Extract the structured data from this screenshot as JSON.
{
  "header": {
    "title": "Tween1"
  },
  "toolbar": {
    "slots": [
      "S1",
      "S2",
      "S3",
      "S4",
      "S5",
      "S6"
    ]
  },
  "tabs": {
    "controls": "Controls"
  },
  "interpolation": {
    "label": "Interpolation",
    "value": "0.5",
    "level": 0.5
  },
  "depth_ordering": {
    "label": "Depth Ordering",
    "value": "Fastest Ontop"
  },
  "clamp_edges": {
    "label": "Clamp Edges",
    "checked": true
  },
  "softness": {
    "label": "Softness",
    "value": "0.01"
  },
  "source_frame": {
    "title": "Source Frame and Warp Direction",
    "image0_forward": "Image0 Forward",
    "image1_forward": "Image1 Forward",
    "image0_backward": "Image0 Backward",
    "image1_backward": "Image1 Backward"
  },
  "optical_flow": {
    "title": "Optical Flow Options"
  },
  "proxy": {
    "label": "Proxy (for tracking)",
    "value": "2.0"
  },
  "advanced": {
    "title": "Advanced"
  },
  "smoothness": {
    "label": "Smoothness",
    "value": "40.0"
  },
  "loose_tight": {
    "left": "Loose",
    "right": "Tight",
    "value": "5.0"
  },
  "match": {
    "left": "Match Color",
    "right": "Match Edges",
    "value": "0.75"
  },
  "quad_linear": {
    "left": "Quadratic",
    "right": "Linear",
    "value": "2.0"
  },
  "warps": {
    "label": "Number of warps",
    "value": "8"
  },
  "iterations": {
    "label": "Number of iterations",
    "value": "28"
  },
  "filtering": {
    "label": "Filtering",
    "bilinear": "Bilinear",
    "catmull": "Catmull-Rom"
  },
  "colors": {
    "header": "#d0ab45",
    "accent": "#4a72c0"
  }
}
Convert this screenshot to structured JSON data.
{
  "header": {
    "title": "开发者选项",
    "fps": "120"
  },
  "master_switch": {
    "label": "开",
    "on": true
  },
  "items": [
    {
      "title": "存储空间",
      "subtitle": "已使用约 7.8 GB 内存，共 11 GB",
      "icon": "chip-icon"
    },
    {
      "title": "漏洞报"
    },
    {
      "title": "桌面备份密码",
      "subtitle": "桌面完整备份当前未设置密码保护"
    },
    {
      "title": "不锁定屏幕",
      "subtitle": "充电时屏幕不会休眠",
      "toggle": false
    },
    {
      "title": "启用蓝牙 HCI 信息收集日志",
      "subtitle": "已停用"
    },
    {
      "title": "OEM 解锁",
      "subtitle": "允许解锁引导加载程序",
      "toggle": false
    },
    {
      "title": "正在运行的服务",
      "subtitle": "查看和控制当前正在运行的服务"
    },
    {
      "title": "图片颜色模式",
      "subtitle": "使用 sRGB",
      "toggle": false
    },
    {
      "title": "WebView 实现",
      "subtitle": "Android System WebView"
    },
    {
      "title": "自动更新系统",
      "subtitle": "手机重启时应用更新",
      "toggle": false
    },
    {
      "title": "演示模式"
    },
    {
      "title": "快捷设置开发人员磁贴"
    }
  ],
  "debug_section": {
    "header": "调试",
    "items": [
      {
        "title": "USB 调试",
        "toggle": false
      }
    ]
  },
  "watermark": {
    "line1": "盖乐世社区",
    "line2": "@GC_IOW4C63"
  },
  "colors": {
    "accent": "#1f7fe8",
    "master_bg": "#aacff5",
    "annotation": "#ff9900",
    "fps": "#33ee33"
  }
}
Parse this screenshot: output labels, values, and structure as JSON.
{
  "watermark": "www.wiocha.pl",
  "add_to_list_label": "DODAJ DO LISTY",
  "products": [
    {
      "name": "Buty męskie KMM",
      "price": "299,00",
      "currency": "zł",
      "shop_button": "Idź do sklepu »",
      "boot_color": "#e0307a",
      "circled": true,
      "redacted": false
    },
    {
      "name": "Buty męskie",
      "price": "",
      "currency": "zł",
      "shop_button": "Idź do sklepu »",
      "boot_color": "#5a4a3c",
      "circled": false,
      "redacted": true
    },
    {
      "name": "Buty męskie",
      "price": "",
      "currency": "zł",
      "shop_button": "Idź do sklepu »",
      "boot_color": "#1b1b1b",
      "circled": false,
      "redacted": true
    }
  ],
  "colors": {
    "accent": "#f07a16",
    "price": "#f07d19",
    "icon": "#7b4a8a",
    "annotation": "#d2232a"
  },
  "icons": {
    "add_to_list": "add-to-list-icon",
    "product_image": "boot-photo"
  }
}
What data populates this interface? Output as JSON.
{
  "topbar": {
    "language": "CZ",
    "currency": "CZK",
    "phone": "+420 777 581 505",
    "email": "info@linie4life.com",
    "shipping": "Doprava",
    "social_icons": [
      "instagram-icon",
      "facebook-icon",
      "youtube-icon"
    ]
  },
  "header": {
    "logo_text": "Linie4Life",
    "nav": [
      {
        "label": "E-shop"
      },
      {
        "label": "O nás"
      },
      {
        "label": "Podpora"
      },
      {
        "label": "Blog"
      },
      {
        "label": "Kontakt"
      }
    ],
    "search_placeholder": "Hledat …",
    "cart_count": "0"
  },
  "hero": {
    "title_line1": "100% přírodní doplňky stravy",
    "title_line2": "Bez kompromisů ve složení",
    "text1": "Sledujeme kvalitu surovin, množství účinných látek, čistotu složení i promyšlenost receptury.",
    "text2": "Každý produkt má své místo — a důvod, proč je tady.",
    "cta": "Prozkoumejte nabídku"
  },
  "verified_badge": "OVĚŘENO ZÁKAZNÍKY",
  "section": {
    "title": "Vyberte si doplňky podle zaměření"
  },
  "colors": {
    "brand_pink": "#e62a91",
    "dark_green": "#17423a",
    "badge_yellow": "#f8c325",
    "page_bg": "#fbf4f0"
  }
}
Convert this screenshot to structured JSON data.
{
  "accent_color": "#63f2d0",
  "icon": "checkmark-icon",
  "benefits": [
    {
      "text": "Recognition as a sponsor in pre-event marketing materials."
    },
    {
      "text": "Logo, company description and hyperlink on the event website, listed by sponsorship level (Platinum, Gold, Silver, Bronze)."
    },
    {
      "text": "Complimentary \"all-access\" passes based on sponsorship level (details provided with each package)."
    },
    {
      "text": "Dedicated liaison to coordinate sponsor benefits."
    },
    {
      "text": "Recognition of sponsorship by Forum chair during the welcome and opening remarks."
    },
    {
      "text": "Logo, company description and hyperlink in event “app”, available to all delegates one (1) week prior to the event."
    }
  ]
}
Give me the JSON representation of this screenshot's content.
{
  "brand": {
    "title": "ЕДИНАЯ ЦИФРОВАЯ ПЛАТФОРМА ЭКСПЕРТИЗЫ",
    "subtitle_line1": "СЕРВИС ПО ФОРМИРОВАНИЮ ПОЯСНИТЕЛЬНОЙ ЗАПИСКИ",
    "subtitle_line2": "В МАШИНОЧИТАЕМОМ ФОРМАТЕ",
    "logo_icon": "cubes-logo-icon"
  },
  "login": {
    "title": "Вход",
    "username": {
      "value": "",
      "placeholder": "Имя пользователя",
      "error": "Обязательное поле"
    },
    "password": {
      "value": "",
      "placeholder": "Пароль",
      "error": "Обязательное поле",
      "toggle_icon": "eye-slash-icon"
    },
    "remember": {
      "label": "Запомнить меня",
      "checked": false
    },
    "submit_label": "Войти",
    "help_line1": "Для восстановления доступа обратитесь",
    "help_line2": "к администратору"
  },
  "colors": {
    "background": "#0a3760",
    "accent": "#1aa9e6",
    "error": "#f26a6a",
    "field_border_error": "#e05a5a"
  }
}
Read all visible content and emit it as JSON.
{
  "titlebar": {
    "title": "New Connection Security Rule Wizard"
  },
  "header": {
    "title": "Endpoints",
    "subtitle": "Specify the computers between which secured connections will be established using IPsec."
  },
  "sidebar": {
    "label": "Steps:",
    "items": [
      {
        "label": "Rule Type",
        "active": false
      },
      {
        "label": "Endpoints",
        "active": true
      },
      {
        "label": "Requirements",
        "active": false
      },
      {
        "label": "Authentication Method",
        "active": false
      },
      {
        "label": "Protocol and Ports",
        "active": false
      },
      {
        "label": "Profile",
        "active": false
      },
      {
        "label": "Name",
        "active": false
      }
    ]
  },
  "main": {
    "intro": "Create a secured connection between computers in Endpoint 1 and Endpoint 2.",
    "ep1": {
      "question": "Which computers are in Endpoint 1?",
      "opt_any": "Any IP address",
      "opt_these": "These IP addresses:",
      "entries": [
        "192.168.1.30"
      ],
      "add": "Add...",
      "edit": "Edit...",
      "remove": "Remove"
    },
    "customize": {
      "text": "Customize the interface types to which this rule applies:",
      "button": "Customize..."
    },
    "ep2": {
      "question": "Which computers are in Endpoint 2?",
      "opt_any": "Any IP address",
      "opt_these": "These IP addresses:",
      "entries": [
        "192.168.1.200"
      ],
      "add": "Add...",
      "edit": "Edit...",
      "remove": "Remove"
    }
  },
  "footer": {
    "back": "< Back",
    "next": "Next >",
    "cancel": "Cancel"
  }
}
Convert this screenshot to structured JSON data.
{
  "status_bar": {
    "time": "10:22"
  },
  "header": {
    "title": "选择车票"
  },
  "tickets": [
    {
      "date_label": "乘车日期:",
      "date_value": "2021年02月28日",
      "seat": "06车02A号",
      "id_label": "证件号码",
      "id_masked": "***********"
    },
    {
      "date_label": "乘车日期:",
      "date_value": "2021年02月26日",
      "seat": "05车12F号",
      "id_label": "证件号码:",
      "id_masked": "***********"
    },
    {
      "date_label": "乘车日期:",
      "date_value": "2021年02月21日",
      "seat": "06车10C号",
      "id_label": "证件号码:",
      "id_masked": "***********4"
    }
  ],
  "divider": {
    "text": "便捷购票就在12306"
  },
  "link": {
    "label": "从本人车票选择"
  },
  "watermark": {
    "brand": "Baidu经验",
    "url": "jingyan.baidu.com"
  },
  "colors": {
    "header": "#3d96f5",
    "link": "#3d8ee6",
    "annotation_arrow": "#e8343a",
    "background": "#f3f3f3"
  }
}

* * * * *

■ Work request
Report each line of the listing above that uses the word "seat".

■ Task result
      "seat": "06车02A号",
      "seat": "05车12F号",
      "seat": "06车10C号",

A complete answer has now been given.